→ Problem to solve:
For each line of the data below, copy it if it holds the word "align".

→ Source data:
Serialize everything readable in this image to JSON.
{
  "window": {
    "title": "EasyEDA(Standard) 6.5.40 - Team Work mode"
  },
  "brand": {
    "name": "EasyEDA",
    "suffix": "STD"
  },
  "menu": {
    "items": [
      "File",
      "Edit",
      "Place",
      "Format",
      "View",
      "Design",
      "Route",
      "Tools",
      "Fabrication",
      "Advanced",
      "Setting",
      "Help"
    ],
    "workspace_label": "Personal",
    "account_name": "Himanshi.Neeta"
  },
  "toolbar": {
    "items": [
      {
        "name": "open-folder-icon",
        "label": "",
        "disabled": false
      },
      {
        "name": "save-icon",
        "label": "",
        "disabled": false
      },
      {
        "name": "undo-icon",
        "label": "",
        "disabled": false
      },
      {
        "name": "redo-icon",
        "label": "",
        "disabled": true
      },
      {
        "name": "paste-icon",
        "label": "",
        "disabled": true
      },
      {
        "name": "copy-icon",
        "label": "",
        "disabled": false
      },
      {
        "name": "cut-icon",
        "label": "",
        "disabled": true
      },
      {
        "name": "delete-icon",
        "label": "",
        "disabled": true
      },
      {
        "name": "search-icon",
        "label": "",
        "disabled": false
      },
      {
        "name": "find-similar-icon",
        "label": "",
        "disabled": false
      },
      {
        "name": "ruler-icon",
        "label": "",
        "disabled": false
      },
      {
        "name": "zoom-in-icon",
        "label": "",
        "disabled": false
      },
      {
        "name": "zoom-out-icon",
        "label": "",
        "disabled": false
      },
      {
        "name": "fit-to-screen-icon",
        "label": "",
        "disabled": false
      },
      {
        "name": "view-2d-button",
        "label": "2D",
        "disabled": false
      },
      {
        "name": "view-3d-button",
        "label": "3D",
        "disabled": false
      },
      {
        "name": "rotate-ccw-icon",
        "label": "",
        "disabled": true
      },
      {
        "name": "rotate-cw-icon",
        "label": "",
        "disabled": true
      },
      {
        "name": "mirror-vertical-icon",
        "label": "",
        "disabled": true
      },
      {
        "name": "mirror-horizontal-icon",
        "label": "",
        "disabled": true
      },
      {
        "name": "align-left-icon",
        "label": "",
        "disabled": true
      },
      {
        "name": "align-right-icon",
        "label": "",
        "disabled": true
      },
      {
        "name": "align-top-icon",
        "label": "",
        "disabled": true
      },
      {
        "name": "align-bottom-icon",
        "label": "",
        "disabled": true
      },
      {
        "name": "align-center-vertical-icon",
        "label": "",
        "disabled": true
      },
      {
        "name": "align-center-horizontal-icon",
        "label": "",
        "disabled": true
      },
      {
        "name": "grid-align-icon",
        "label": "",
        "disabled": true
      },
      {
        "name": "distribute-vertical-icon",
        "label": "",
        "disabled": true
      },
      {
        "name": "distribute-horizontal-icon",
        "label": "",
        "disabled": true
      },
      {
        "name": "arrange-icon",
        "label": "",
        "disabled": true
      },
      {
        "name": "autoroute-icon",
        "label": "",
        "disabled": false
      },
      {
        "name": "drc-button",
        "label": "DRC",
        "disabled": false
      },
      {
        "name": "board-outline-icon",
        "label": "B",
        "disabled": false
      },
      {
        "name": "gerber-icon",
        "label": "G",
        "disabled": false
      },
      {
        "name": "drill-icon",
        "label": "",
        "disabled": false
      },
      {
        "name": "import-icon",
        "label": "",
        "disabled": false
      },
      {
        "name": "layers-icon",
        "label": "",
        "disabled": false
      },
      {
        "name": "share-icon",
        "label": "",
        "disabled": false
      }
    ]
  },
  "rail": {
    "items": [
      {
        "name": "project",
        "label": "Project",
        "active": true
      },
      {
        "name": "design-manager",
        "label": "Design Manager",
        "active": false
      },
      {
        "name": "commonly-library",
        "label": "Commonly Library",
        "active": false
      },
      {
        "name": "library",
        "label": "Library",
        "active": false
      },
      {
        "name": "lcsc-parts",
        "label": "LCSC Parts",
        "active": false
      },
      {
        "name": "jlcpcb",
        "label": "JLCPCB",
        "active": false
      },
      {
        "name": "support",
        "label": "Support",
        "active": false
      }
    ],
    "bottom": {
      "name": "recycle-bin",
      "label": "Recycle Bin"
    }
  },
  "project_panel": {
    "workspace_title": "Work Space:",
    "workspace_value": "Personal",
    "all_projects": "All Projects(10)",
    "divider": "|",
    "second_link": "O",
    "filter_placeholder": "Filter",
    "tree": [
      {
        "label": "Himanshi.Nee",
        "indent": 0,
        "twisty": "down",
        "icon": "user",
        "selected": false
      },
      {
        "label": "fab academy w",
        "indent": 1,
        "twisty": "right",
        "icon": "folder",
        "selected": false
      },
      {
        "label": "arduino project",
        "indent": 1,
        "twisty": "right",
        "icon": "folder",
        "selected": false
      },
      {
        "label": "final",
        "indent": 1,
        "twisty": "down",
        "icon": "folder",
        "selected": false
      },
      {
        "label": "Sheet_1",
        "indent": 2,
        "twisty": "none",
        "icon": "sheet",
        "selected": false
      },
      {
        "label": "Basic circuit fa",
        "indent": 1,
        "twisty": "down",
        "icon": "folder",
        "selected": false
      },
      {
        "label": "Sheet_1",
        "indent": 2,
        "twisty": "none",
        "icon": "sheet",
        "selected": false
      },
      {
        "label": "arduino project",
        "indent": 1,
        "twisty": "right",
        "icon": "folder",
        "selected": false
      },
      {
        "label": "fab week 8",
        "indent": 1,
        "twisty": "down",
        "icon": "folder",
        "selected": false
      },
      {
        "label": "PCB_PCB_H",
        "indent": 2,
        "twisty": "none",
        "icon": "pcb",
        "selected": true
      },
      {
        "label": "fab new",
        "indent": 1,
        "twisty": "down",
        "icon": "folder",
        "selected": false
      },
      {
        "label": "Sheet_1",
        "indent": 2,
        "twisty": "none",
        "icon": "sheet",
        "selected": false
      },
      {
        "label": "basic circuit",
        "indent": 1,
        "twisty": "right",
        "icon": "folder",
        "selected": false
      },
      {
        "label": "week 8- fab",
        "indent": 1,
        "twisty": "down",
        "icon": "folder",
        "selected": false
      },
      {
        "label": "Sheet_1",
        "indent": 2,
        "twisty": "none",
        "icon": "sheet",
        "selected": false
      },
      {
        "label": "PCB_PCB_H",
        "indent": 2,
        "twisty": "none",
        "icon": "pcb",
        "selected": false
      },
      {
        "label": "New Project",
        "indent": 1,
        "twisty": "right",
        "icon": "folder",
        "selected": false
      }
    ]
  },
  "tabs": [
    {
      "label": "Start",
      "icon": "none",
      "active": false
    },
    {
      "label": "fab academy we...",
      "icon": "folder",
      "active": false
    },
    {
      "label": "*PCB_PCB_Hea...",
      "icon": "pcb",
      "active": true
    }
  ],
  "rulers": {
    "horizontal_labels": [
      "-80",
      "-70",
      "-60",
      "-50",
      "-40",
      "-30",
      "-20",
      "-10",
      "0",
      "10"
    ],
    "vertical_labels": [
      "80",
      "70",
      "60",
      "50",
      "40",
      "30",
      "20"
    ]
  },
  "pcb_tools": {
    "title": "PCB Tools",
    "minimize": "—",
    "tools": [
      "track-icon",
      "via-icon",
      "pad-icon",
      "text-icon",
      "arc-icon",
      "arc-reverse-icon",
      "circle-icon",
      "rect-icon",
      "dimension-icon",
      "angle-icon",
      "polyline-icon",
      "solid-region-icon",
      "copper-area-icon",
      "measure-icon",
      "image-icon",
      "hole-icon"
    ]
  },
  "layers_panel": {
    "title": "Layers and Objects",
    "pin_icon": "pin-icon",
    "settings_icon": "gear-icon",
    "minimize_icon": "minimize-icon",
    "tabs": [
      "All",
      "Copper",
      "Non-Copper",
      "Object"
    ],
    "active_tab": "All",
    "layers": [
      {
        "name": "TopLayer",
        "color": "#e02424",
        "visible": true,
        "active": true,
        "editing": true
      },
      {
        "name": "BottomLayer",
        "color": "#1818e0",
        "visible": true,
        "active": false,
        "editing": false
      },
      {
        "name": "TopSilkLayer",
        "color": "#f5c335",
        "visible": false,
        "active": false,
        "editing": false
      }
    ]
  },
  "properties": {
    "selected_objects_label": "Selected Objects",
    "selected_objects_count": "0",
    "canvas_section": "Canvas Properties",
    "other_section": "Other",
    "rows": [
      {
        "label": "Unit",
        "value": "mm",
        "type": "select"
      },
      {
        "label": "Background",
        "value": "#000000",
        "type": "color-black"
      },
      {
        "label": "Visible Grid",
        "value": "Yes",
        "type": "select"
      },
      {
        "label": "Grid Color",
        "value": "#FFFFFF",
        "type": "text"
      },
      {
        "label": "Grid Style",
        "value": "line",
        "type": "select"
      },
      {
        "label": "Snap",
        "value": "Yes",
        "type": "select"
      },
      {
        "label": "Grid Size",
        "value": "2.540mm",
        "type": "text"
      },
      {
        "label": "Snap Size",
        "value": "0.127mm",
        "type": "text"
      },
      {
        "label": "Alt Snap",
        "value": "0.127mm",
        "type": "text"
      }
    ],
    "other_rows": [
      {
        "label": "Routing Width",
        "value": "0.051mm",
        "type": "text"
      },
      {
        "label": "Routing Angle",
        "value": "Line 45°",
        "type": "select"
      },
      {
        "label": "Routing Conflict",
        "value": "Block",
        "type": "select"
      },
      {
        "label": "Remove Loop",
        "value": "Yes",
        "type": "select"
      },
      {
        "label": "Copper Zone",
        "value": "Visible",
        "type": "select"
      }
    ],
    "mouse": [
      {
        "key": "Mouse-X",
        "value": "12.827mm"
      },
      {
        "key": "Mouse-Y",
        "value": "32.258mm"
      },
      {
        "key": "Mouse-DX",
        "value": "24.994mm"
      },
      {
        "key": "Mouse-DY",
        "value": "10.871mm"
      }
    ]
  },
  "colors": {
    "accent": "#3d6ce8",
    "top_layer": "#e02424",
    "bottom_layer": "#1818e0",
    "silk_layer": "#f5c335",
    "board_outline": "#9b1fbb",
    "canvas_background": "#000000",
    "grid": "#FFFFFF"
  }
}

→ Problem solution:
        "name": "align-left-icon",
        "name": "align-right-icon",
        "name": "align-top-icon",
        "name": "align-bottom-icon",
        "name": "align-center-vertical-icon",
        "name": "align-center-horizontal-icon",
        "name": "grid-align-icon",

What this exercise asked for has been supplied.